I discuss how Greece became over indebted through banks imprudently making bad loans, and more importantly why practically no one in all of Wall Street warned of the sovereign debt crisis besides BoomBustBlog. This is hard hitting opinion that is too controversial to publish anywhere else.
How did I see this "Eurocalypse" coming while Wall Street remained aloof? Well the same question can be asked as to how I saw the Housing market crash, the fall of Lennar, Voodoo Accounting & the homebuilders, the breaking of the Bear Stearns, wondering whether Lehman really was a lemming in disguise or the fall of commercial real estate, among a plethora of other controversial, contrarian, and direct contravention to the Sell Side calls that I have made.

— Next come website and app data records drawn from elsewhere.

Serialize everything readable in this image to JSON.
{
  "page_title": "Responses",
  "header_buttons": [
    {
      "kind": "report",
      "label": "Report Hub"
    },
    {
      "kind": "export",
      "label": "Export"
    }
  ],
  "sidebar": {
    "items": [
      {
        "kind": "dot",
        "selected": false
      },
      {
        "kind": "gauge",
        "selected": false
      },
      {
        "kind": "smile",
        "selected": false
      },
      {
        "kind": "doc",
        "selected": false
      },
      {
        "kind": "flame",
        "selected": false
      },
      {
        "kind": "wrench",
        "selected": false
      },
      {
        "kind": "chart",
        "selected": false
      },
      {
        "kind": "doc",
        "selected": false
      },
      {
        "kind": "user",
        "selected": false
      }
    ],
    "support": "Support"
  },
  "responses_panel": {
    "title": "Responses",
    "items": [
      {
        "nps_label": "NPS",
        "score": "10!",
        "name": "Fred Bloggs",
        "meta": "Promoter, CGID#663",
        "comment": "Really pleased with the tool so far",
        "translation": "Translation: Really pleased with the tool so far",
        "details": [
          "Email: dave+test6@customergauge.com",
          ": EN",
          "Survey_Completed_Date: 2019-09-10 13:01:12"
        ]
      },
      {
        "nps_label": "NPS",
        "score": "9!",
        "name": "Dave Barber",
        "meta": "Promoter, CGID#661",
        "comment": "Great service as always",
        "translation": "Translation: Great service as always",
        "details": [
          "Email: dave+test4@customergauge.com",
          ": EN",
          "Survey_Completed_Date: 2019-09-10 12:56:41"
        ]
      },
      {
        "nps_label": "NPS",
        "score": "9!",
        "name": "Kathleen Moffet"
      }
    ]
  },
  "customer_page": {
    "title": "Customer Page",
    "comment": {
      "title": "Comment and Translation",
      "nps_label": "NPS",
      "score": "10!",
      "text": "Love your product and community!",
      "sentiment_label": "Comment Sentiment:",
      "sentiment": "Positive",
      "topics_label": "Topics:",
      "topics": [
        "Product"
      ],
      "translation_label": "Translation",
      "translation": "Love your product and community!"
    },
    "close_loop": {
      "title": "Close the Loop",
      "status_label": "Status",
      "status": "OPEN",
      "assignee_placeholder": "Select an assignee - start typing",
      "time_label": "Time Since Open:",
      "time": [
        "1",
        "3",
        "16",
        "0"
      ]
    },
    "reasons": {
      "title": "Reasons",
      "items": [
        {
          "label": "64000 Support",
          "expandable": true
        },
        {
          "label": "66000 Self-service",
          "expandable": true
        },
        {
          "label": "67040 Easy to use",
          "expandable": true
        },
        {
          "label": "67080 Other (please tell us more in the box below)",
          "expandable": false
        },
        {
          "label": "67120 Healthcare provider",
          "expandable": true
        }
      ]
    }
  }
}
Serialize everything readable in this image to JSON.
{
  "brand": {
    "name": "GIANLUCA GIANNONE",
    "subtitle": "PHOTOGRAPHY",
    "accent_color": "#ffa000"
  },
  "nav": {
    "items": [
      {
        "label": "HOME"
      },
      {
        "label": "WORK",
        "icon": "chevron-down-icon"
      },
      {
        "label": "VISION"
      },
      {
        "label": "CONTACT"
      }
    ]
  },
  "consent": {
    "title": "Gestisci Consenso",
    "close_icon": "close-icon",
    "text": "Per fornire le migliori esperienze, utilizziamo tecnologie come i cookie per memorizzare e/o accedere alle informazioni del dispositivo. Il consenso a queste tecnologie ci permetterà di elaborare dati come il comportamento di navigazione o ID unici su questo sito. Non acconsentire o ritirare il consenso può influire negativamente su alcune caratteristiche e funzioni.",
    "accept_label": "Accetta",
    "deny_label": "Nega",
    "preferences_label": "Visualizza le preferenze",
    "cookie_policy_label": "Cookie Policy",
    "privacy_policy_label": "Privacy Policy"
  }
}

As explained in the second half of the video above, many still fail to understand the typical Wall Street bank business model, and more importantly fail actually audit the performance of said banks advice, recommendation and trading. I have laid it bare in BoomBustBlog many a time, which is probably the reason why my blog is banned from more than half of the big bank intranets!!! If you need an explicit example of what I a talking about, simply reference "Wall Street Real Estate Funds Lose Between 61% to 98% for Their Investors as They Rake in Fees!"
For those who have not heard....
We believe Reggie Middleton and his team at the BoomBust bests ALL of Wall Street's sell side research: Did Reggie Middleton, a Blogger at BoomBustBlog, Best Wall Streets Best of the Best?
In the video above, the audience's interesting question as to why I clamored on about the Pan-European Sovereign Debt Crisis, warning since January 2010 while the sell side of Wall Street kept selling PIIGS debt to clients was quite telling, indeed. Well... The proof is in the pudding. Click here for the first year of warnings and admonitions, or click here for the latest scoop!
Anecdotal picks from the BoomBustBlog archives nearly two years ago...
- The Coming Pan-European Sovereign Debt Crisis – introduces the crisis and identified it as a pan-European problem, not a localized one.
What Country is Next in the Coming Pan-European Sovereign Debt Crisis? – illustrates the potential for the domino effect
The Pan-European Sovereign Debt Crisis: If I Were to Short Any Country, What Country Would That Be.. – attempts to illustrate the highly interdependent weaknesses in Europe’s sovereign nations can effect even the perceived “stronger” nations.